Respondents are once again predicting a looming rise in cap rates on net lease assets.

Strong demand from net lease investors kept cap rates relatively low in 2020, especially for industrial, medical, and essential retail properties.

Respondents to the WMRE survey estimated cap rates in their markets at 5.4 percent—down 50 basis points from 5.9 percent a year ago. That figure is below the national average net lease cap rate remained of 6.2 percent measured by CBRE. Spreads between the average net lease cap rate and the 10-year Treasury rate tightened to 527 basis points in the fourth quarter of 2020 as the economic outlook improved and Treasury yields increased.

CBRE reported that net lease office, industrial, and retail cap rates were unchanged in the fourth quarter 6.4 percent, 6 percent, and 6.2 percent, respectively. For the year, industrial cap rates fell by 30 basis points, while retail and office cap rates remained the same.

Sabatini noted that cap rates are still very aggressive, particularly for high-quality industrial assets, but have remained stable so far in 2021. However, he predicts that cap rates will go up across all property types this year due to rising interest rates and the prospect of inflation.

Overall, 56 percent of respondents in the survey expect cap rates in their regions to rise in the next 12 months. That’s up considerably from the 40 percent who expected cap rate rises a year ago and more consistent with figures from the 2017 through 2019 surveys. On the flip side, 16 percent expect cap rates to decrease, which is the highest level measured in the six years conducting the survey. The reason sentiment rose on both sides of the equation is that just 26 percent of respondents in this year’s survey said they expect “no change” in cap rates—down from 44 percent a year ago who forecast stability in the marketplace.

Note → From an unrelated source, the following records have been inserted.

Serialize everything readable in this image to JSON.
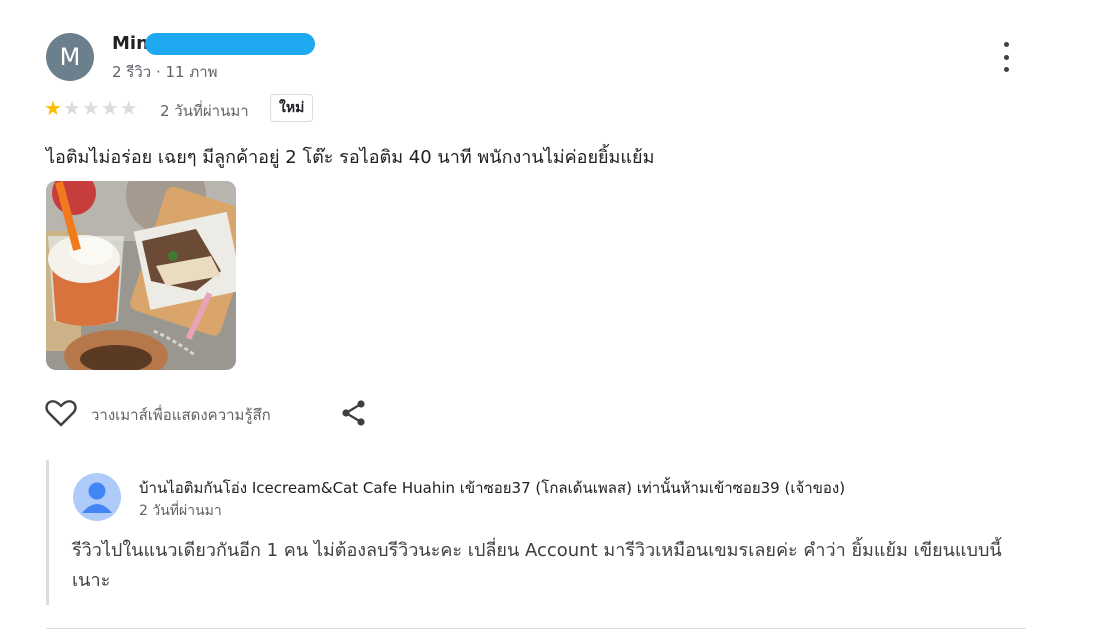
{
  "reviewer": {
    "initial": "M",
    "name": "Min",
    "meta": "2 รีวิว · 11 ภาพ"
  },
  "rating": {
    "value": 1,
    "max": 5,
    "filled_color": "#fbbc04",
    "empty_color": "#dadce0"
  },
  "review_date": "2 วันที่ผ่านมา",
  "badge": "ใหม่",
  "review_text": "ไอติมไม่อร่อย เฉยๆ มีลูกค้าอยู่ 2 โต๊ะ รอไอติม 40 นาที พนักงานไม่ค่อยยิ้มแย้ม",
  "actions": {
    "like_label": "วางเมาส์เพื่อแสดงความรู้สึก",
    "like_icon": "heart-outline-icon",
    "share_icon": "share-icon",
    "more_icon": "more-vert-icon"
  },
  "owner_reply": {
    "name": "บ้านไอติมกันโอ่ง Icecream&Cat Cafe Huahin เข้าซอย37 (โกลเด้นเพลส) เท่านั้นห้ามเข้าซอย39 (เจ้าของ)",
    "date": "2 วันที่ผ่านมา",
    "text": "รีวิวไปในแนวเดียวกันอีก 1 คน ไม่ต้องลบรีวิวนะคะ เปลี่ยน Account มารีวิวเหมือนเขมรเลยค่ะ คำว่า ยิ้มแย้ม เขียนแบบนี้เนาะ"
  }
}
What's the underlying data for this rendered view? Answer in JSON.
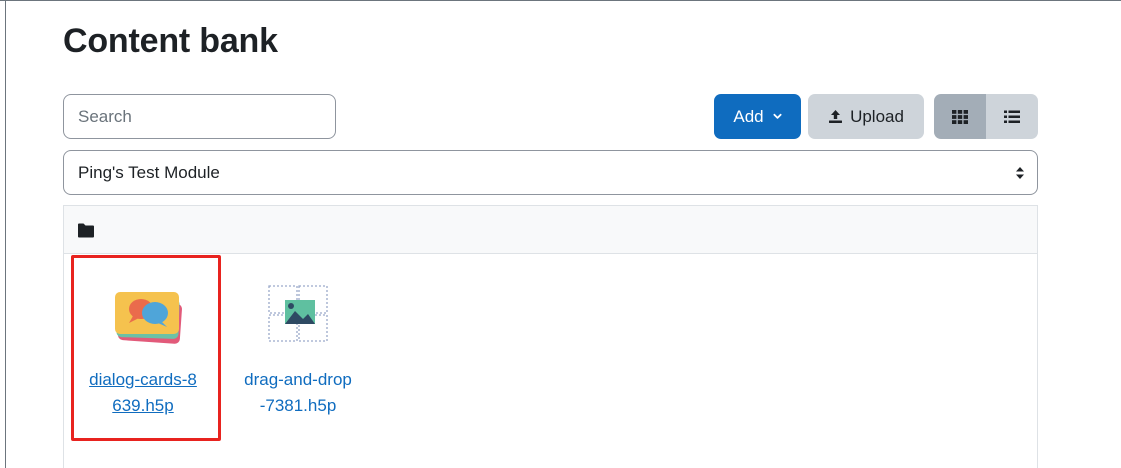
{
  "page": {
    "title": "Content bank"
  },
  "toolbar": {
    "search_placeholder": "Search",
    "add_label": "Add",
    "upload_label": "Upload",
    "view_grid_icon": "grid-view-icon",
    "view_list_icon": "list-view-icon"
  },
  "context": {
    "selected": "Ping's Test Module"
  },
  "breadcrumb": {
    "icon": "folder-icon"
  },
  "files": [
    {
      "name_line1": "dialog-cards-8",
      "name_line2": "639.h5p",
      "icon": "dialog-cards-icon",
      "highlighted": true
    },
    {
      "name_line1": "drag-and-drop",
      "name_line2": "-7381.h5p",
      "icon": "drag-and-drop-icon",
      "highlighted": false
    }
  ],
  "colors": {
    "primary": "#0f6cbf",
    "secondary": "#ced4da",
    "highlight": "#e8231f"
  }
}
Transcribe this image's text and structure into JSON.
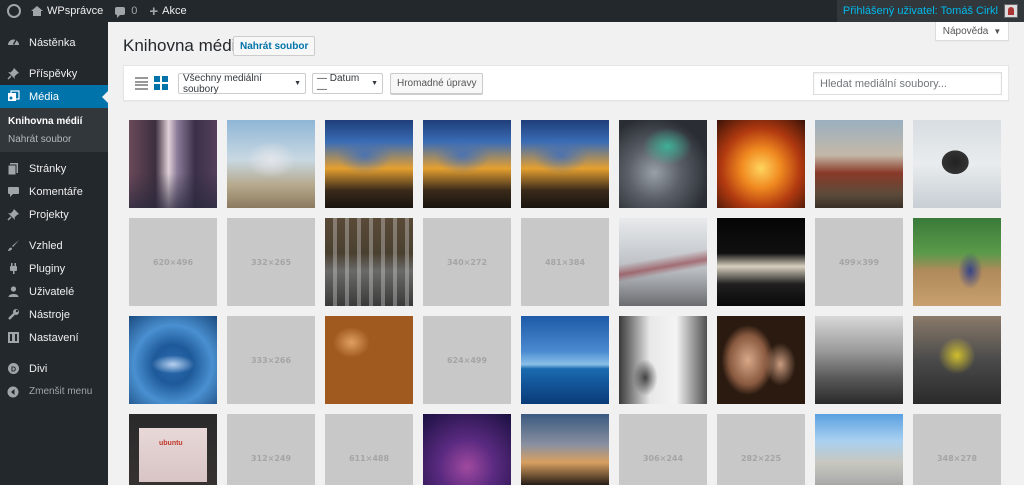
{
  "adminbar": {
    "site_name": "WPsprávce",
    "comments_count": "0",
    "new_label": "Akce",
    "user_text": "Přihlášený uživatel: Tomáš Cirkl"
  },
  "sidebar": {
    "items": [
      {
        "label": "Nástěnka",
        "icon": "dashboard-icon"
      },
      {
        "label": "Příspěvky",
        "icon": "pin-icon"
      },
      {
        "label": "Média",
        "icon": "media-icon"
      },
      {
        "label": "Stránky",
        "icon": "pages-icon"
      },
      {
        "label": "Komentáře",
        "icon": "comments-icon"
      },
      {
        "label": "Projekty",
        "icon": "pin-icon"
      },
      {
        "label": "Vzhled",
        "icon": "brush-icon"
      },
      {
        "label": "Pluginy",
        "icon": "plugin-icon"
      },
      {
        "label": "Uživatelé",
        "icon": "users-icon"
      },
      {
        "label": "Nástroje",
        "icon": "wrench-icon"
      },
      {
        "label": "Nastavení",
        "icon": "settings-icon"
      },
      {
        "label": "Divi",
        "icon": "divi-icon"
      },
      {
        "label": "Zmenšit menu",
        "icon": "collapse-icon"
      }
    ],
    "submenu": [
      "Knihovna médií",
      "Nahrát soubor"
    ]
  },
  "main": {
    "help_label": "Nápověda",
    "title": "Knihovna médií",
    "add_new_label": "Nahrát soubor",
    "filter_type": "Všechny mediální soubory",
    "filter_date": "— Datum —",
    "bulk_label": "Hromadné úpravy",
    "search_placeholder": "Hledat mediální soubory..."
  },
  "placeholders": [
    "620×496",
    "332×265",
    "340×272",
    "481×384",
    "499×399",
    "333×266",
    "624×499",
    "312×249",
    "611×488",
    "306×244",
    "282×225",
    "348×278"
  ],
  "colors": {
    "accent": "#0073aa",
    "sidebar_bg": "#23282d",
    "adminbar_bg": "#23282d",
    "placeholder_bg": "#c8c8c8"
  }
}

For her part, Renshaw predicted that cap rates won’t budge until next year. “Cap rates will only increase once the debt constant gets within a 150-basis point margin of the corresponding cap rate and supply has caught up with demand, which will be in 2022 at the earliest,” she said.